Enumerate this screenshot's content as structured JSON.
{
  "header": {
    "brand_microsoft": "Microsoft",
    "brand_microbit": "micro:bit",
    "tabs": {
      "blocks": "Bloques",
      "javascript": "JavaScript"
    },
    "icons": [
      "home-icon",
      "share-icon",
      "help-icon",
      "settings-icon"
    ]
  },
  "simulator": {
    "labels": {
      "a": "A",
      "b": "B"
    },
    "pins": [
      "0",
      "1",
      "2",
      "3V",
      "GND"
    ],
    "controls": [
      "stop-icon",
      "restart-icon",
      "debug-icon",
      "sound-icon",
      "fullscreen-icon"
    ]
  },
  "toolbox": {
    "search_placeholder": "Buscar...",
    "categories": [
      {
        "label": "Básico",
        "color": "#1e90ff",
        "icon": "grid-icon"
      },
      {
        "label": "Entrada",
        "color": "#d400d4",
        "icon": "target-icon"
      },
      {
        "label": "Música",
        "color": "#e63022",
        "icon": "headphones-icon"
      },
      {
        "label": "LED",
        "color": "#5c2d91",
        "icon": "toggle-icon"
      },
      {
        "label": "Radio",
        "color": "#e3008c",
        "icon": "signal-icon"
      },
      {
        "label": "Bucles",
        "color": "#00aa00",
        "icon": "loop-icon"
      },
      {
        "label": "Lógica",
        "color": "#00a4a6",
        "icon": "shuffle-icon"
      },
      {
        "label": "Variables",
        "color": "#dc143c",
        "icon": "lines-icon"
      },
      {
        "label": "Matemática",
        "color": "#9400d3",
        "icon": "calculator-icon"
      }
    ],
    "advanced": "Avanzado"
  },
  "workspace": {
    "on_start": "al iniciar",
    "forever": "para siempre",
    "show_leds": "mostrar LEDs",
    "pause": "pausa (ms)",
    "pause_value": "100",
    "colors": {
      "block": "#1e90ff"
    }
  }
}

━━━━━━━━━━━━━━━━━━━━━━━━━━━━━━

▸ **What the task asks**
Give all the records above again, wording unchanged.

▸ **Result of this task**
Enumerate this screenshot's content as structured JSON.
{
  "header": {
    "brand_microsoft": "Microsoft",
    "brand_microbit": "micro:bit",
    "tabs": {
      "blocks": "Bloques",
      "javascript": "JavaScript"
    },
    "icons": [
      "home-icon",
      "share-icon",
      "help-icon",
      "settings-icon"
    ]
  },
  "simulator": {
    "labels": {
      "a": "A",
      "b": "B"
    },
    "pins": [
      "0",
      "1",
      "2",
      "3V",
      "GND"
    ],
    "controls": [
      "stop-icon",
      "restart-icon",
      "debug-icon",
      "sound-icon",
      "fullscreen-icon"
    ]
  },
  "toolbox": {
    "search_placeholder": "Buscar...",
    "categories": [
      {
        "label": "Básico",
        "color": "#1e90ff",
        "icon": "grid-icon"
      },
      {
        "label": "Entrada",
        "color": "#d400d4",
        "icon": "target-icon"
      },
      {
        "label": "Música",
        "color": "#e63022",
        "icon": "headphones-icon"
      },
      {
        "label": "LED",
        "color": "#5c2d91",
        "icon": "toggle-icon"
      },
      {
        "label": "Radio",
        "color": "#e3008c",
        "icon": "signal-icon"
      },
      {
        "label": "Bucles",
        "color": "#00aa00",
        "icon": "loop-icon"
      },
      {
        "label": "Lógica",
        "color": "#00a4a6",
        "icon": "shuffle-icon"
      },
      {
        "label": "Variables",
        "color": "#dc143c",
        "icon": "lines-icon"
      },
      {
        "label": "Matemática",
        "color": "#9400d3",
        "icon": "calculator-icon"
      }
    ],
    "advanced": "Avanzado"
  },
  "workspace": {
    "on_start": "al iniciar",
    "forever": "para siempre",
    "show_leds": "mostrar LEDs",
    "pause": "pausa (ms)",
    "pause_value": "100",
    "colors": {
      "block": "#1e90ff"
    }
  }
}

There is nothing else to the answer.